» Work task
Find the word "replies" in the listing below, then return every line it appears in.

=== Section Start ===

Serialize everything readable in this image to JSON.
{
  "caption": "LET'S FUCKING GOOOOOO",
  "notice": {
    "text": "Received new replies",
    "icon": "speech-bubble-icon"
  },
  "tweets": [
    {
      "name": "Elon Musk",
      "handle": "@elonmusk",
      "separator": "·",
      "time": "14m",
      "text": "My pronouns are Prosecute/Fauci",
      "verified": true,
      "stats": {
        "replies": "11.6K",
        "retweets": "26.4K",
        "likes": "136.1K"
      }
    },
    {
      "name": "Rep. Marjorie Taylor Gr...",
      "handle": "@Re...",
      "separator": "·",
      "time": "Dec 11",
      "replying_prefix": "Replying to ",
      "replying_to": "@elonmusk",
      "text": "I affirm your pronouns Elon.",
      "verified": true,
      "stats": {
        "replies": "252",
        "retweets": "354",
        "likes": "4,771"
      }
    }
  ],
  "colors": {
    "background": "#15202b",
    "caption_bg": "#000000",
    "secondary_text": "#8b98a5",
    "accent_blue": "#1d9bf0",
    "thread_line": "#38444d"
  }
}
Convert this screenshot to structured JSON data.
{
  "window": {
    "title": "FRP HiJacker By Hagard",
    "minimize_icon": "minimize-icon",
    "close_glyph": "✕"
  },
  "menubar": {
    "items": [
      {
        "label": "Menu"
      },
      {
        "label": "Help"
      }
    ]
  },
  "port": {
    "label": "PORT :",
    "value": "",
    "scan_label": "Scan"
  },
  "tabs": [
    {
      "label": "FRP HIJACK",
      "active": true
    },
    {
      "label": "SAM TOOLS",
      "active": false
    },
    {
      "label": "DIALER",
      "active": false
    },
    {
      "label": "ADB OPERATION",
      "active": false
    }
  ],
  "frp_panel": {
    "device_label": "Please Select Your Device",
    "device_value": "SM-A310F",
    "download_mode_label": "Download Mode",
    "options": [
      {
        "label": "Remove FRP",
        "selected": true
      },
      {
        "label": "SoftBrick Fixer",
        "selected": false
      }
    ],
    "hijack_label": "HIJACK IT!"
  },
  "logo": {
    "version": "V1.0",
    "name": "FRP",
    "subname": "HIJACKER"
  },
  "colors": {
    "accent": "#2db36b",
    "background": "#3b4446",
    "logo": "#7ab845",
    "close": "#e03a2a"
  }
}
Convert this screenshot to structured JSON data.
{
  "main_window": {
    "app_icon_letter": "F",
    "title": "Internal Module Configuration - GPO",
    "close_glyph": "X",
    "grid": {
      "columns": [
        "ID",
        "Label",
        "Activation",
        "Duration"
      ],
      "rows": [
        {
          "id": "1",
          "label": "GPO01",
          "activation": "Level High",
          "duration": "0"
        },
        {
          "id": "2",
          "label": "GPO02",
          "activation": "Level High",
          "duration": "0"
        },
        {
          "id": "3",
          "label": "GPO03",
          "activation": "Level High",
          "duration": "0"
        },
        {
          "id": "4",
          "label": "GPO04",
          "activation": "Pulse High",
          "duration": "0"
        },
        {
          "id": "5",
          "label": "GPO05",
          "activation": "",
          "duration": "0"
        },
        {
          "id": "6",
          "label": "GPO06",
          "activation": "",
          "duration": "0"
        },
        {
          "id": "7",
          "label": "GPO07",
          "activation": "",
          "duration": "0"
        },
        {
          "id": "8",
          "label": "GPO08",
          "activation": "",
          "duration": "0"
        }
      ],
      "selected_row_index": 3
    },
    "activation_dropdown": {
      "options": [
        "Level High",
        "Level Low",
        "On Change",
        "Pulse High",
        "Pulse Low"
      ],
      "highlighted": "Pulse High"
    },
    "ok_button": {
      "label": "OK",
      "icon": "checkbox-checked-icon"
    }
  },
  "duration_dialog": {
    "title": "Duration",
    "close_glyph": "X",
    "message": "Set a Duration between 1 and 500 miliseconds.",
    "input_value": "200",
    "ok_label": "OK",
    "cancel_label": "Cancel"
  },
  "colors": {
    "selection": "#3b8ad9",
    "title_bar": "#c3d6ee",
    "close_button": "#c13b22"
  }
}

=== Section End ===

» Solution to the problem
    "text": "Received new replies",
        "replies": "11.6K",
        "replies": "252",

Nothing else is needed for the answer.